What is expected:
Your job is to return every line in the data holding the string "text".
———
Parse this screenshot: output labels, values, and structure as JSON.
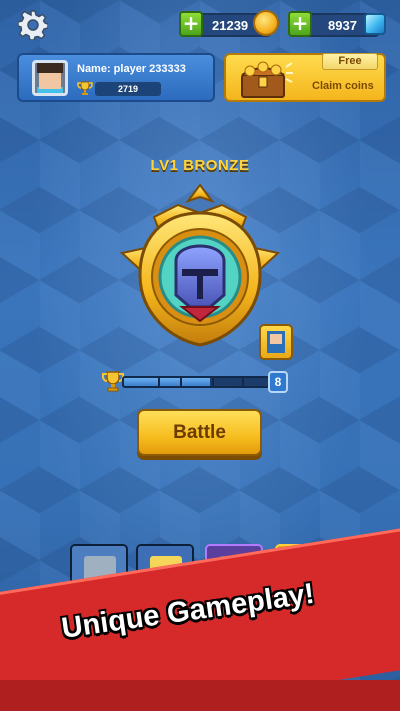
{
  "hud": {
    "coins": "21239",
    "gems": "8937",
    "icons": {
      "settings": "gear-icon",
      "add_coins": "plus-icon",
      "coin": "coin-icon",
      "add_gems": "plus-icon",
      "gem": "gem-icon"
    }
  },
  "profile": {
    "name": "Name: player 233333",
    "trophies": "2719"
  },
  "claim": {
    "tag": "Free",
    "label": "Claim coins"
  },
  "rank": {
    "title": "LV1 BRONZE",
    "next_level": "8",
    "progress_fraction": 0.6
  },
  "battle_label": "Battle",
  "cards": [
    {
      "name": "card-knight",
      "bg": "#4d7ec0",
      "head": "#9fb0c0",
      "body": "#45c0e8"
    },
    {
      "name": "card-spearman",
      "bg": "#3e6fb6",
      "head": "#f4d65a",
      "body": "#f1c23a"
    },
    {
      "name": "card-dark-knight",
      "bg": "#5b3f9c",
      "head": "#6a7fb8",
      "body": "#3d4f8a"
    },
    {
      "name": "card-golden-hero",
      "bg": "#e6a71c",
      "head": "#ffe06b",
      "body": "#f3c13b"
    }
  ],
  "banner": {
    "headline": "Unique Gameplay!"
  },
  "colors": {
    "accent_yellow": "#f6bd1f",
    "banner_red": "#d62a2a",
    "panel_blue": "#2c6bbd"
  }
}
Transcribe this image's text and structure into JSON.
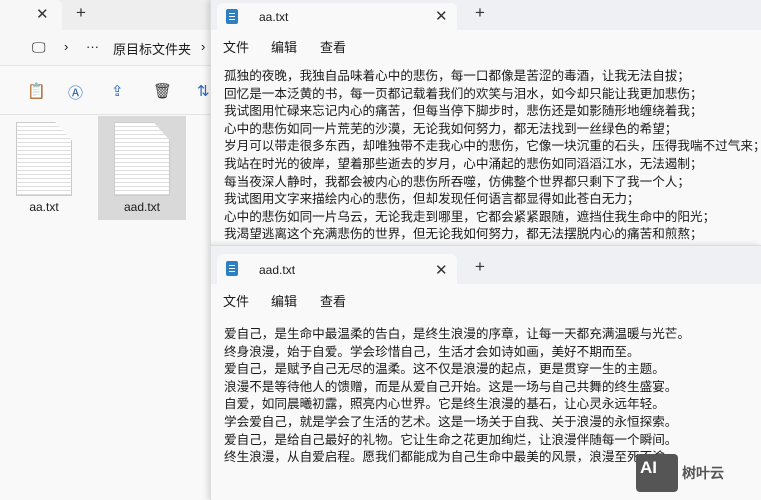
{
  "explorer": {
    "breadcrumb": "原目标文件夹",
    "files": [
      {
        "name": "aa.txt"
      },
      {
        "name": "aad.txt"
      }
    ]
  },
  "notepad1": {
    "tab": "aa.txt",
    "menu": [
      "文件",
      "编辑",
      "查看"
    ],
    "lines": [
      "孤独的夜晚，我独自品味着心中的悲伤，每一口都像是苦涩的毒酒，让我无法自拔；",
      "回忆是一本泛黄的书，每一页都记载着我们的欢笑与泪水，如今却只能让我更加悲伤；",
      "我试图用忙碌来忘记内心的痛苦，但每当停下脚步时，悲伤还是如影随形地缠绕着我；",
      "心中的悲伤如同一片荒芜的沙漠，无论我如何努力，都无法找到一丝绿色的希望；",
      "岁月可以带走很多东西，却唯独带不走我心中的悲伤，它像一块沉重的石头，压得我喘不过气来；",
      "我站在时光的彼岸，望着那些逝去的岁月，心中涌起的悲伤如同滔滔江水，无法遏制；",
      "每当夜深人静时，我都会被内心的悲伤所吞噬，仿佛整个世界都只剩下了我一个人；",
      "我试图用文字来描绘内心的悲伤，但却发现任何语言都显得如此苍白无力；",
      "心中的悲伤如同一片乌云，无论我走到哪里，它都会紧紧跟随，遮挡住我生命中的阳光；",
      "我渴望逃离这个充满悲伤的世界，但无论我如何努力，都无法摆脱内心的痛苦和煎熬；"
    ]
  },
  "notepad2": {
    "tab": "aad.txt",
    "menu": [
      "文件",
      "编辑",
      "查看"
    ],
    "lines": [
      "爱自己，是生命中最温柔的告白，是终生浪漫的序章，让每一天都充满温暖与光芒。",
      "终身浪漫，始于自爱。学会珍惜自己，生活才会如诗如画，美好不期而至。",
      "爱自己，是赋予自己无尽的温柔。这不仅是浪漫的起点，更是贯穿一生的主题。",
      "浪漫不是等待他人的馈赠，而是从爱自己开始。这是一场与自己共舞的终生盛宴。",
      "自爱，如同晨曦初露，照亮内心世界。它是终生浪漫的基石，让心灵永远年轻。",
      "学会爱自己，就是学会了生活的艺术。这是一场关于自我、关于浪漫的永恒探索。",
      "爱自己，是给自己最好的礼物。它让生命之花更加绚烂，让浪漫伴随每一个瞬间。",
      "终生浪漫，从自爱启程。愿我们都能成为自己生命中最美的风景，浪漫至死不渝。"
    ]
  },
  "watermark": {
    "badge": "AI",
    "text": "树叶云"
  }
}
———
Result of this task:
Transcribe this image's text and structure into JSON.
    "text": "树叶云"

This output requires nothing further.